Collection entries

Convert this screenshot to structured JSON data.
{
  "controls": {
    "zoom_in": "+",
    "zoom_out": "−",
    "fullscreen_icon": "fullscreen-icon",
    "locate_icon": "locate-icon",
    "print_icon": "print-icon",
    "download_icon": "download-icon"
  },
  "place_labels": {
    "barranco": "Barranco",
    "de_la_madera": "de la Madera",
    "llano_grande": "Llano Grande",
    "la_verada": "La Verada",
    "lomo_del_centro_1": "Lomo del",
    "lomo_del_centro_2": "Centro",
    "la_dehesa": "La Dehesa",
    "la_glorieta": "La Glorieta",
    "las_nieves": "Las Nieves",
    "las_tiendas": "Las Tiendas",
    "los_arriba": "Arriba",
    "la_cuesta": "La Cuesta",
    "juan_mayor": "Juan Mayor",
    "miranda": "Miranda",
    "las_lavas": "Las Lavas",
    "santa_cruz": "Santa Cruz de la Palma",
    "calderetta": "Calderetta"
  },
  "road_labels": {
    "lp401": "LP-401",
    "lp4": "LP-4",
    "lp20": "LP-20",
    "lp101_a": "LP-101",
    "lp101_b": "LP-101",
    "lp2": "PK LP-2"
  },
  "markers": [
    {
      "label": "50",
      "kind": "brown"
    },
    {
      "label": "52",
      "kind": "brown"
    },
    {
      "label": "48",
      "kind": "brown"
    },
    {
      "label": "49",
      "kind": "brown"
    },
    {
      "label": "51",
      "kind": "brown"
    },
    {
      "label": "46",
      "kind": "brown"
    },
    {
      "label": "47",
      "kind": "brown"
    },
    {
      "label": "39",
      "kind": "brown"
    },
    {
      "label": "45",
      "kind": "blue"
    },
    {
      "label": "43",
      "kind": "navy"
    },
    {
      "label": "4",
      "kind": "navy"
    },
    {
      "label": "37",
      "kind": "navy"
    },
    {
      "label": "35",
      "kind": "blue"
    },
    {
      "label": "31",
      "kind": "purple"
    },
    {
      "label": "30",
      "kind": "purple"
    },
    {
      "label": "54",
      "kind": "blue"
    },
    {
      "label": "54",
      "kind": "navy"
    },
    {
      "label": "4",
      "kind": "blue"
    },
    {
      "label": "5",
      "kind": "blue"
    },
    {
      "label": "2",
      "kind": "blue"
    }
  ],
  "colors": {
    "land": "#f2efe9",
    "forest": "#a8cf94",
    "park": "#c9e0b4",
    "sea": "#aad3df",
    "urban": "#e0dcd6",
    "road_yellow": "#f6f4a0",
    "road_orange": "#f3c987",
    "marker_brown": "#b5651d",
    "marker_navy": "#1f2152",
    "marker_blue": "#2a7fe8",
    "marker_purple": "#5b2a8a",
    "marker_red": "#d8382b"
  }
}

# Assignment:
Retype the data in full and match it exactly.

# Completed exercise:
Convert this screenshot to structured JSON data.
{
  "controls": {
    "zoom_in": "+",
    "zoom_out": "−",
    "fullscreen_icon": "fullscreen-icon",
    "locate_icon": "locate-icon",
    "print_icon": "print-icon",
    "download_icon": "download-icon"
  },
  "place_labels": {
    "barranco": "Barranco",
    "de_la_madera": "de la Madera",
    "llano_grande": "Llano Grande",
    "la_verada": "La Verada",
    "lomo_del_centro_1": "Lomo del",
    "lomo_del_centro_2": "Centro",
    "la_dehesa": "La Dehesa",
    "la_glorieta": "La Glorieta",
    "las_nieves": "Las Nieves",
    "las_tiendas": "Las Tiendas",
    "los_arriba": "Arriba",
    "la_cuesta": "La Cuesta",
    "juan_mayor": "Juan Mayor",
    "miranda": "Miranda",
    "las_lavas": "Las Lavas",
    "santa_cruz": "Santa Cruz de la Palma",
    "calderetta": "Calderetta"
  },
  "road_labels": {
    "lp401": "LP-401",
    "lp4": "LP-4",
    "lp20": "LP-20",
    "lp101_a": "LP-101",
    "lp101_b": "LP-101",
    "lp2": "PK LP-2"
  },
  "markers": [
    {
      "label": "50",
      "kind": "brown"
    },
    {
      "label": "52",
      "kind": "brown"
    },
    {
      "label": "48",
      "kind": "brown"
    },
    {
      "label": "49",
      "kind": "brown"
    },
    {
      "label": "51",
      "kind": "brown"
    },
    {
      "label": "46",
      "kind": "brown"
    },
    {
      "label": "47",
      "kind": "brown"
    },
    {
      "label": "39",
      "kind": "brown"
    },
    {
      "label": "45",
      "kind": "blue"
    },
    {
      "label": "43",
      "kind": "navy"
    },
    {
      "label": "4",
      "kind": "navy"
    },
    {
      "label": "37",
      "kind": "navy"
    },
    {
      "label": "35",
      "kind": "blue"
    },
    {
      "label": "31",
      "kind": "purple"
    },
    {
      "label": "30",
      "kind": "purple"
    },
    {
      "label": "54",
      "kind": "blue"
    },
    {
      "label": "54",
      "kind": "navy"
    },
    {
      "label": "4",
      "kind": "blue"
    },
    {
      "label": "5",
      "kind": "blue"
    },
    {
      "label": "2",
      "kind": "blue"
    }
  ],
  "colors": {
    "land": "#f2efe9",
    "forest": "#a8cf94",
    "park": "#c9e0b4",
    "sea": "#aad3df",
    "urban": "#e0dcd6",
    "road_yellow": "#f6f4a0",
    "road_orange": "#f3c987",
    "marker_brown": "#b5651d",
    "marker_navy": "#1f2152",
    "marker_blue": "#2a7fe8",
    "marker_purple": "#5b2a8a",
    "marker_red": "#d8382b"
  }
}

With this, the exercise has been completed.